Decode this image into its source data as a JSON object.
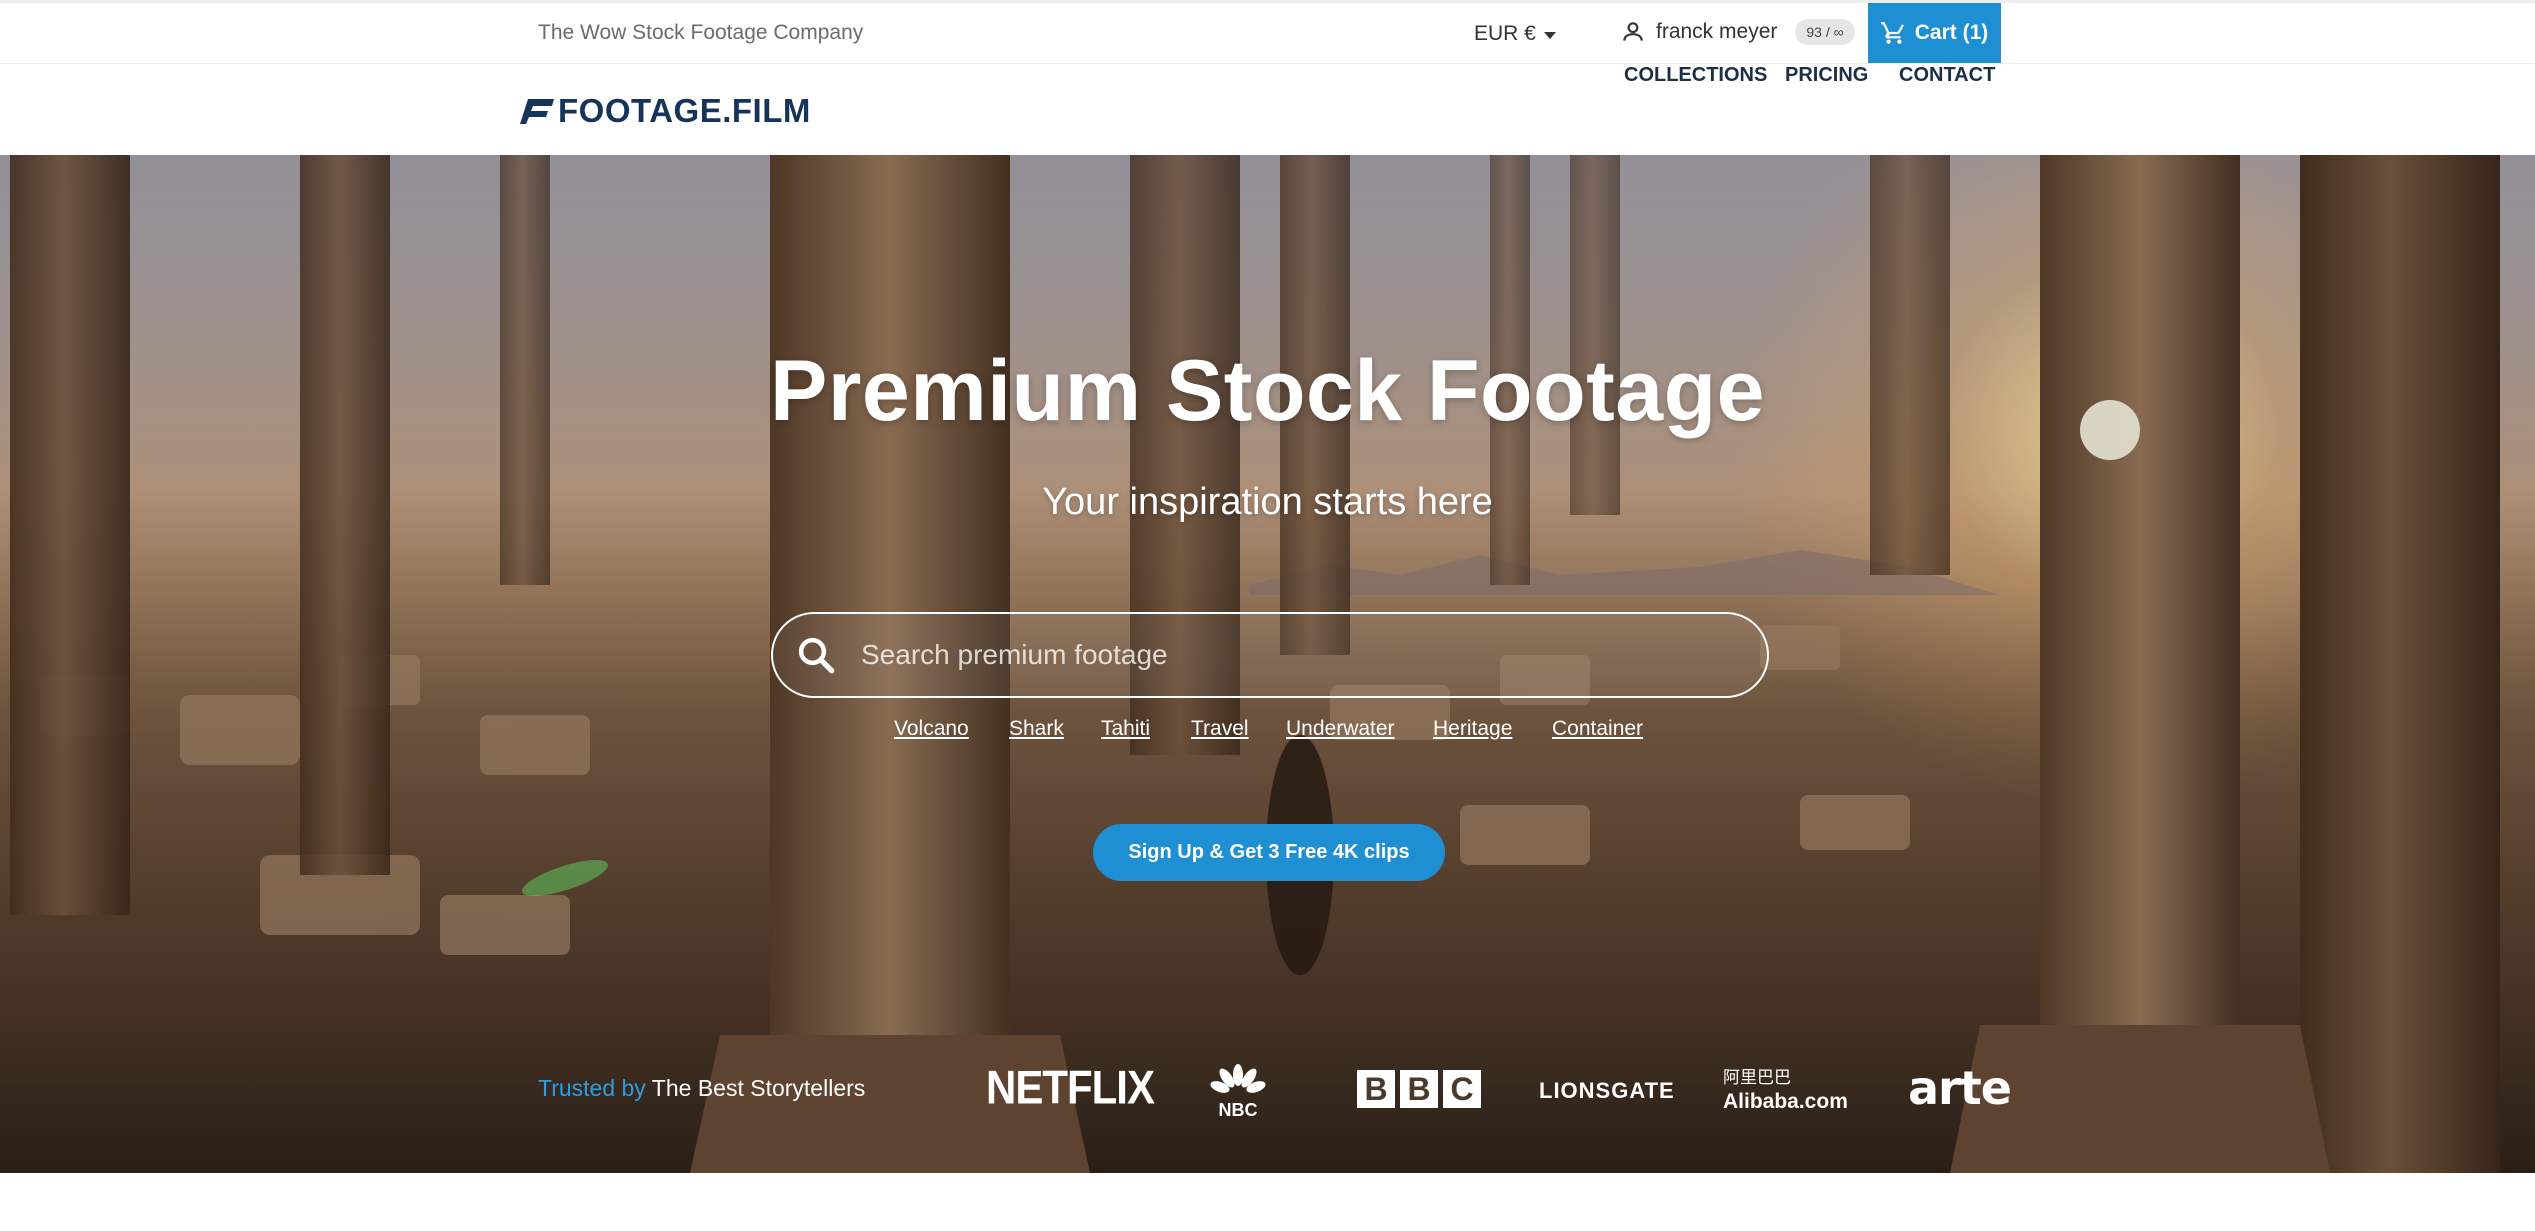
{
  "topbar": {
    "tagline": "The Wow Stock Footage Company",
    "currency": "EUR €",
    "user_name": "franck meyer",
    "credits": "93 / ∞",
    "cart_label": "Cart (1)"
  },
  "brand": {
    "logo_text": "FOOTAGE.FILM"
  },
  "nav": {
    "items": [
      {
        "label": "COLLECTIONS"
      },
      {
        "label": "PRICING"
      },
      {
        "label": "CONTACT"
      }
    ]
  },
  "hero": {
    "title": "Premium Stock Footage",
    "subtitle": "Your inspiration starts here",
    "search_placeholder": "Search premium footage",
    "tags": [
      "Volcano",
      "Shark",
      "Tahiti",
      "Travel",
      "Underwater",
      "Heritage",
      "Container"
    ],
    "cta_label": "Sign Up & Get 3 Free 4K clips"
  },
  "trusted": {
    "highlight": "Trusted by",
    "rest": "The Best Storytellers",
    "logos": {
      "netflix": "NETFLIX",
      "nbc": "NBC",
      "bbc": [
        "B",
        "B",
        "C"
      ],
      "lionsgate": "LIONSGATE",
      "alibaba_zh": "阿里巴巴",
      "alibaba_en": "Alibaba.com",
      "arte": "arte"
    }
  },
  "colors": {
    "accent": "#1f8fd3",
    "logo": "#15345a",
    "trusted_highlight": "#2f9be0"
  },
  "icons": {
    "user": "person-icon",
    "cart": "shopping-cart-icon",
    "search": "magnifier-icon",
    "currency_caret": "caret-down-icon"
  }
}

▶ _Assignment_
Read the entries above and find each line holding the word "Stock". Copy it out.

▶ _Exercise answer_
    "tagline": "The Wow Stock Footage Company",
    "title": "Premium Stock Footage",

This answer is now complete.